--- Supplied data Enclosed Below ---

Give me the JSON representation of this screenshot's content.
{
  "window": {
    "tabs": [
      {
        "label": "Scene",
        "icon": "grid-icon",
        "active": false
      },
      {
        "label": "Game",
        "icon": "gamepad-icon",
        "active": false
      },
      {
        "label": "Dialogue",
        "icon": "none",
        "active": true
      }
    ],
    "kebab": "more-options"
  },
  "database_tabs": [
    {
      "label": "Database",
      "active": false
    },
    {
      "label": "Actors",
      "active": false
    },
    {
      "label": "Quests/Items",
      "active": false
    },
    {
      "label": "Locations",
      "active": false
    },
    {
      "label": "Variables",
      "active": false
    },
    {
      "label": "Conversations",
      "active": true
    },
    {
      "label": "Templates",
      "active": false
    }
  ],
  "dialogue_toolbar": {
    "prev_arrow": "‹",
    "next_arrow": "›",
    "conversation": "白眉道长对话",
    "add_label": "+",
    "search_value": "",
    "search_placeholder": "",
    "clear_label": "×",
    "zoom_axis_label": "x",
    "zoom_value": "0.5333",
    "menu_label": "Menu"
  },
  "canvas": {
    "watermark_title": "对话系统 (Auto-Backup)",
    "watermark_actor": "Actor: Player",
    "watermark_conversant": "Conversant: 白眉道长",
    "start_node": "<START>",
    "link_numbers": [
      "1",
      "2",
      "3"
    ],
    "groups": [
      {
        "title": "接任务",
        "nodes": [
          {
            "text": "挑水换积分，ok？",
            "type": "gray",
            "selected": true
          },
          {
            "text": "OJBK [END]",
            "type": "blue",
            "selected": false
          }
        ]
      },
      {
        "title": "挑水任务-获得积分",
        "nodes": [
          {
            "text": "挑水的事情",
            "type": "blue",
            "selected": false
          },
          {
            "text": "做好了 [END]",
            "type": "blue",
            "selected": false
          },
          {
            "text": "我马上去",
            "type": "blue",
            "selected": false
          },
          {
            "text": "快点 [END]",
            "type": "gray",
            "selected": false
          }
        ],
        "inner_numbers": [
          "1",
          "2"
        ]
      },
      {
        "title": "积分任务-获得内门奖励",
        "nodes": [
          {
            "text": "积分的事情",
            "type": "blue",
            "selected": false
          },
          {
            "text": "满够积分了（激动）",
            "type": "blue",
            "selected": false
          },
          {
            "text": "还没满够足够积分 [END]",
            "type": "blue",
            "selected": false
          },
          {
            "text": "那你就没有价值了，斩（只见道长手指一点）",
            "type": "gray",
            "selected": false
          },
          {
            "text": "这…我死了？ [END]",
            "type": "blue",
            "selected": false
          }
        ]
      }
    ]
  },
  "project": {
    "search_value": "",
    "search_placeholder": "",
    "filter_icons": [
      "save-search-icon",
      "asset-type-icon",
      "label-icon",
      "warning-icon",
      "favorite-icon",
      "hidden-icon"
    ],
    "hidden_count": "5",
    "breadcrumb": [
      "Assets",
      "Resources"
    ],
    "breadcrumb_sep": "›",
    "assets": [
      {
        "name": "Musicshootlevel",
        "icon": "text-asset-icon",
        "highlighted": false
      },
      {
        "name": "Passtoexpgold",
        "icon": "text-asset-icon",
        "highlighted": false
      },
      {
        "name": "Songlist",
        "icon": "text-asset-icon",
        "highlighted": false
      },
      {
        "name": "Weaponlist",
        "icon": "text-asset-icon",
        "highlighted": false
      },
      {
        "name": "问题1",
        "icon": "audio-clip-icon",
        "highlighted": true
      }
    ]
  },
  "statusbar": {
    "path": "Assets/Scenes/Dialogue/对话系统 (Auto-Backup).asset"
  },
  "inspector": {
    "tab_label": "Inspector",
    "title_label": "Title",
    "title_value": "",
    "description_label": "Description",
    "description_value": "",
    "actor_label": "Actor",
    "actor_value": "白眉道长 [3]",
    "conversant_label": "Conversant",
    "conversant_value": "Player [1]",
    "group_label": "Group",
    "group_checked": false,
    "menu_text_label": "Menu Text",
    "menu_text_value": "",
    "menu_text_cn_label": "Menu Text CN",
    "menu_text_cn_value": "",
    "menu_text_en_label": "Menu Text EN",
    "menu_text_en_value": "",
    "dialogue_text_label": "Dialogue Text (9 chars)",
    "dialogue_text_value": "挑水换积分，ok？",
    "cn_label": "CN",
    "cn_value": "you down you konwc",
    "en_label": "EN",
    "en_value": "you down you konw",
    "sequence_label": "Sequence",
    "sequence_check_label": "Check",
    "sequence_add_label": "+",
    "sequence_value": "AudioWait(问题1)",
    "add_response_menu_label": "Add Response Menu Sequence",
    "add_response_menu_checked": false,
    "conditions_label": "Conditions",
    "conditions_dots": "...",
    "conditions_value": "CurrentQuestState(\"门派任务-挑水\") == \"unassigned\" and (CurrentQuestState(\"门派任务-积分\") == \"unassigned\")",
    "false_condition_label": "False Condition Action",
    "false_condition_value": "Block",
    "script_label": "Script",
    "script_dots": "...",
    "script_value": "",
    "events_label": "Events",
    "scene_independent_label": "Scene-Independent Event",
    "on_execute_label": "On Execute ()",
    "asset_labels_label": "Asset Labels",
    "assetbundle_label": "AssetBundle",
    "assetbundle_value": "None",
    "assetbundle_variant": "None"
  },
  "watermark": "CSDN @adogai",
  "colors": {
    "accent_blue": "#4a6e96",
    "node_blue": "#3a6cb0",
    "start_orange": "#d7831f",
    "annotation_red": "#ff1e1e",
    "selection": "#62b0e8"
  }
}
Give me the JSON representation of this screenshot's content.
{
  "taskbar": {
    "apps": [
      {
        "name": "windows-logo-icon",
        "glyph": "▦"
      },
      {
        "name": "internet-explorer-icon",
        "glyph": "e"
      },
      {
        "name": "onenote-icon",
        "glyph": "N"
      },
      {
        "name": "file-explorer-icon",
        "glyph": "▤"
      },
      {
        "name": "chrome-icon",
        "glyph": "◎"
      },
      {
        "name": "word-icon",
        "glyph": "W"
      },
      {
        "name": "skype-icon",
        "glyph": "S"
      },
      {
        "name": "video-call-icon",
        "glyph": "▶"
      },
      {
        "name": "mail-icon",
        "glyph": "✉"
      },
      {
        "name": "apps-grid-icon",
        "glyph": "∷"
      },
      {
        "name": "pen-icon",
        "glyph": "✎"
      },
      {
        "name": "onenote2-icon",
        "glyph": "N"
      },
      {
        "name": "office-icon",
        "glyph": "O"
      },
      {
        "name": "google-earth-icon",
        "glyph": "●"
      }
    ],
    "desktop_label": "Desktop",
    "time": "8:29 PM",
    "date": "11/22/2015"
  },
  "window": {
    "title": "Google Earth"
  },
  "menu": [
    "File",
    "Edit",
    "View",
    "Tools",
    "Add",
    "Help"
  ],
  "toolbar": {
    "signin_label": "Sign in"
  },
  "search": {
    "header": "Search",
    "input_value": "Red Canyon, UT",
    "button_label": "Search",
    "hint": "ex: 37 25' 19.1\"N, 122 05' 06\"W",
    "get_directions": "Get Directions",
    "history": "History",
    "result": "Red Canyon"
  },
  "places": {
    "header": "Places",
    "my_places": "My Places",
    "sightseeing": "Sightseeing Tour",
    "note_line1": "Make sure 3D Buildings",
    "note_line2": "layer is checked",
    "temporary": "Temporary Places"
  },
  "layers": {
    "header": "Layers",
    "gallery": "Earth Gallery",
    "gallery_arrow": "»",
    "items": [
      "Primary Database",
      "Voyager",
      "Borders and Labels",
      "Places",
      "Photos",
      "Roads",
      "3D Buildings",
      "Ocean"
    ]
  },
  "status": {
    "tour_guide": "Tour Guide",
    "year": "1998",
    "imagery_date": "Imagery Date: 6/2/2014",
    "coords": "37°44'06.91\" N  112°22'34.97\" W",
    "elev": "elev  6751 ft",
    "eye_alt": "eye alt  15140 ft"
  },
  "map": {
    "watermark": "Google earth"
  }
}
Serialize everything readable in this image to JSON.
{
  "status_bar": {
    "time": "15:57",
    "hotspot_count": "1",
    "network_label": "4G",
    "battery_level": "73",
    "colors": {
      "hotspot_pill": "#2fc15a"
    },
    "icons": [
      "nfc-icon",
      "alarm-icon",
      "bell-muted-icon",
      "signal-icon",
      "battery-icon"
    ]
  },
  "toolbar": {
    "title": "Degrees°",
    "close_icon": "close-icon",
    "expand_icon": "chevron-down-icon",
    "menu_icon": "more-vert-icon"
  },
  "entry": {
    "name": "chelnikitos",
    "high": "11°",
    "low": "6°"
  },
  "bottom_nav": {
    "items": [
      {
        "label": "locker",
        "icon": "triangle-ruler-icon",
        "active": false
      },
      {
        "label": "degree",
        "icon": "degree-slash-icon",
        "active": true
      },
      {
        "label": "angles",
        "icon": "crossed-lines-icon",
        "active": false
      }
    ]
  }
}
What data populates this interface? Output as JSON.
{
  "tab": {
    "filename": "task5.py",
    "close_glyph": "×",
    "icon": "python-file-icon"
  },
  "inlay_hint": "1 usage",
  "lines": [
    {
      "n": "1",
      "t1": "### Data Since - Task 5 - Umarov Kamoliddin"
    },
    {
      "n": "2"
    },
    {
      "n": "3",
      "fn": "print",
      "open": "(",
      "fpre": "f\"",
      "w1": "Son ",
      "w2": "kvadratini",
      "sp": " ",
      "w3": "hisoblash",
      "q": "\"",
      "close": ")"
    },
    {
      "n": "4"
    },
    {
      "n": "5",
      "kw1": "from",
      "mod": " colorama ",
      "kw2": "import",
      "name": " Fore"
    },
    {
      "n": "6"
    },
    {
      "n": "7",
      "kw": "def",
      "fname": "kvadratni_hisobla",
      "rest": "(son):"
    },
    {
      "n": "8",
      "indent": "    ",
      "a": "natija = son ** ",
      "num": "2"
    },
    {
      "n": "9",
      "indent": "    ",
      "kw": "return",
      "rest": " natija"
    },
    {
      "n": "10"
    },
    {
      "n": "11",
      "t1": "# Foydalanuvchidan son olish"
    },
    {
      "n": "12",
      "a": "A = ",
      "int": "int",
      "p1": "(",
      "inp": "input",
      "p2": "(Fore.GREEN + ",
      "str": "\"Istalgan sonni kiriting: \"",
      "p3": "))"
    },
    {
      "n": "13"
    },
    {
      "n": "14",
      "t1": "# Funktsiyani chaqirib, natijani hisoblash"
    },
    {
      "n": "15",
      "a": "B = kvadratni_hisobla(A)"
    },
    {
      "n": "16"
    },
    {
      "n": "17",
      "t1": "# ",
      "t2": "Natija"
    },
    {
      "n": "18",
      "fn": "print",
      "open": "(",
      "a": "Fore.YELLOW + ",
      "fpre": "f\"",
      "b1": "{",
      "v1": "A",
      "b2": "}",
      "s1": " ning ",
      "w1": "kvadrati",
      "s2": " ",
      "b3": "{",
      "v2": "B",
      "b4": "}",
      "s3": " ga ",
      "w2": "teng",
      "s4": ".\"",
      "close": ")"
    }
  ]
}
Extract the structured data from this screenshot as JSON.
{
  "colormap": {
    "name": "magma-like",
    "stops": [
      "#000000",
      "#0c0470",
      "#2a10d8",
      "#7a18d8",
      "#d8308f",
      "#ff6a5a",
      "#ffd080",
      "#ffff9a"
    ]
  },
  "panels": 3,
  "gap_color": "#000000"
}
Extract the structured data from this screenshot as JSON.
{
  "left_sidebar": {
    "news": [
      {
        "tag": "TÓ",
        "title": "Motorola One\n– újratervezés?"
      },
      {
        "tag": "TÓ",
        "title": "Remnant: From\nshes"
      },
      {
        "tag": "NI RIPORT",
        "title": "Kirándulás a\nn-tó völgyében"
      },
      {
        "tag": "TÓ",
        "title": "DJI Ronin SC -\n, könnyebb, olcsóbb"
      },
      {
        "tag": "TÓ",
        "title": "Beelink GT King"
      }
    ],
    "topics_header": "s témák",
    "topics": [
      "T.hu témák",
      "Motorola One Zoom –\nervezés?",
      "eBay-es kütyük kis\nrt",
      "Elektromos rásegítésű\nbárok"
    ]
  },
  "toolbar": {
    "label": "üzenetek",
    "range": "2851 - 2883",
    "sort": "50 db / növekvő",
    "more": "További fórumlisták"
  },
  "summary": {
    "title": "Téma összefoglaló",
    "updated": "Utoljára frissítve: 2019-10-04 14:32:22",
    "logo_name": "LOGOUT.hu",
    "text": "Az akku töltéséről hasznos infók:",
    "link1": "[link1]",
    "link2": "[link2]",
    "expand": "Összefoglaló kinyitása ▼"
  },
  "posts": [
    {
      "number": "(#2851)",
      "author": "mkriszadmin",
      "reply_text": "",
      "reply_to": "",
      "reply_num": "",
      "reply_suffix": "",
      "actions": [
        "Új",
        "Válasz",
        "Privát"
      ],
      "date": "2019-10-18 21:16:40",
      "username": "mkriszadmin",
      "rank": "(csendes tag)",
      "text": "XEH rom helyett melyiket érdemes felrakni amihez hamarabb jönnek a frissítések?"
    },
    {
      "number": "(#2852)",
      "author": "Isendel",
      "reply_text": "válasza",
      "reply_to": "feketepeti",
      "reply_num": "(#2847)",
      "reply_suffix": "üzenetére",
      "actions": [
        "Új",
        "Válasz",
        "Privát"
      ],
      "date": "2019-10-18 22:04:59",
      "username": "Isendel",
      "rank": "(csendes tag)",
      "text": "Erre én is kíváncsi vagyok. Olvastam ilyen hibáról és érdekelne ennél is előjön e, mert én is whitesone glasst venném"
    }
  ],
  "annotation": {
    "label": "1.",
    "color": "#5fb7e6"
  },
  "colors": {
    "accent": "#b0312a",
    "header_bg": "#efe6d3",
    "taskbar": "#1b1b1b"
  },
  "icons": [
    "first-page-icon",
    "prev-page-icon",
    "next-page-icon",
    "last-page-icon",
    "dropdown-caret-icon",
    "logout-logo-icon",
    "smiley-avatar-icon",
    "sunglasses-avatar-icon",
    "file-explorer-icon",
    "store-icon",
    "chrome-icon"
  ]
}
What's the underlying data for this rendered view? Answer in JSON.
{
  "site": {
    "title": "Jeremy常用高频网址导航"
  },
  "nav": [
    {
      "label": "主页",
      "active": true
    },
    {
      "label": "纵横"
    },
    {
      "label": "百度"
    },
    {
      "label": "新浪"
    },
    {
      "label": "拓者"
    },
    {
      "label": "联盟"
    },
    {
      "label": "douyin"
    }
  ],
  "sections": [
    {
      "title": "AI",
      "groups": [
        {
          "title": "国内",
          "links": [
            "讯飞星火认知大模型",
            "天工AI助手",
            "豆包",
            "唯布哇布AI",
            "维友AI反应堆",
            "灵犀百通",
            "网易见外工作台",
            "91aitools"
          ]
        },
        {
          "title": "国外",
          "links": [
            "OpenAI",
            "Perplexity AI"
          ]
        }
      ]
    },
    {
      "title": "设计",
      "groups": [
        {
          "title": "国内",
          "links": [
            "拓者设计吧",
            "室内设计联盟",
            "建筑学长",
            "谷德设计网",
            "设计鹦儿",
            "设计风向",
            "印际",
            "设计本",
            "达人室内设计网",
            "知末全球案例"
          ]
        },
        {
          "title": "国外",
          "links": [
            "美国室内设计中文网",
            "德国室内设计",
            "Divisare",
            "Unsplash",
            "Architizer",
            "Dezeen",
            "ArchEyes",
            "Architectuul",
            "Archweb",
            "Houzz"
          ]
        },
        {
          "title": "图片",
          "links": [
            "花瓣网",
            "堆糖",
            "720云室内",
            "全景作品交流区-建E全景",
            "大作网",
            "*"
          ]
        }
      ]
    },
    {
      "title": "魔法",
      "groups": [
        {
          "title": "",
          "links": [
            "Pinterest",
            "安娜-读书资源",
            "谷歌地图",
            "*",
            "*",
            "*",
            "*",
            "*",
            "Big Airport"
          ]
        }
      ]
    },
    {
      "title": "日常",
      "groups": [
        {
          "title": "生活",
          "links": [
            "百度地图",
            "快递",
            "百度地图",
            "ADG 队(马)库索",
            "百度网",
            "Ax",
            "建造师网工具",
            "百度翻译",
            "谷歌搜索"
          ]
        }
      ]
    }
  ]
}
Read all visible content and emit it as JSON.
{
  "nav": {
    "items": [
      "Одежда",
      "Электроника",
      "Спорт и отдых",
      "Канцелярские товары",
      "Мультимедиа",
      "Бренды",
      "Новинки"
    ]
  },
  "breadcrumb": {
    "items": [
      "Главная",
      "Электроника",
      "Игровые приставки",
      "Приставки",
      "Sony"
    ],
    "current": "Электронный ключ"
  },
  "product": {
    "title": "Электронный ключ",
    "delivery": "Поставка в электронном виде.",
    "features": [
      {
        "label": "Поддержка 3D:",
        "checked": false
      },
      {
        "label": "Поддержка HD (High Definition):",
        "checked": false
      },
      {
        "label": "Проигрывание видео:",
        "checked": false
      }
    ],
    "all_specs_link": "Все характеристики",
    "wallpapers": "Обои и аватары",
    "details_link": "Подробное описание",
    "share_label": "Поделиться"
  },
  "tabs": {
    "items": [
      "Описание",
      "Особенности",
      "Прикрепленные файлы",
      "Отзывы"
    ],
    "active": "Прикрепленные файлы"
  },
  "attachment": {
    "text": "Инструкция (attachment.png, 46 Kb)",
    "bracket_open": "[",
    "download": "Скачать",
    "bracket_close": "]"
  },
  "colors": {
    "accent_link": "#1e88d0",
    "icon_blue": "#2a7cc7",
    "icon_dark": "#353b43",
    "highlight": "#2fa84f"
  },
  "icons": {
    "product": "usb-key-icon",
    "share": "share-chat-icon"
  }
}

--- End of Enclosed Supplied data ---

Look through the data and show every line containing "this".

* Task answer
Give me the JSON representation of this screenshot's content.
Give me the JSON representation of this screenshot's content.
Serialize everything readable in this image to JSON.
What data populates this interface? Output as JSON.
Extract the structured data from this screenshot as JSON.
Extract the structured data from this screenshot as JSON.
What's the underlying data for this rendered view? Answer in JSON.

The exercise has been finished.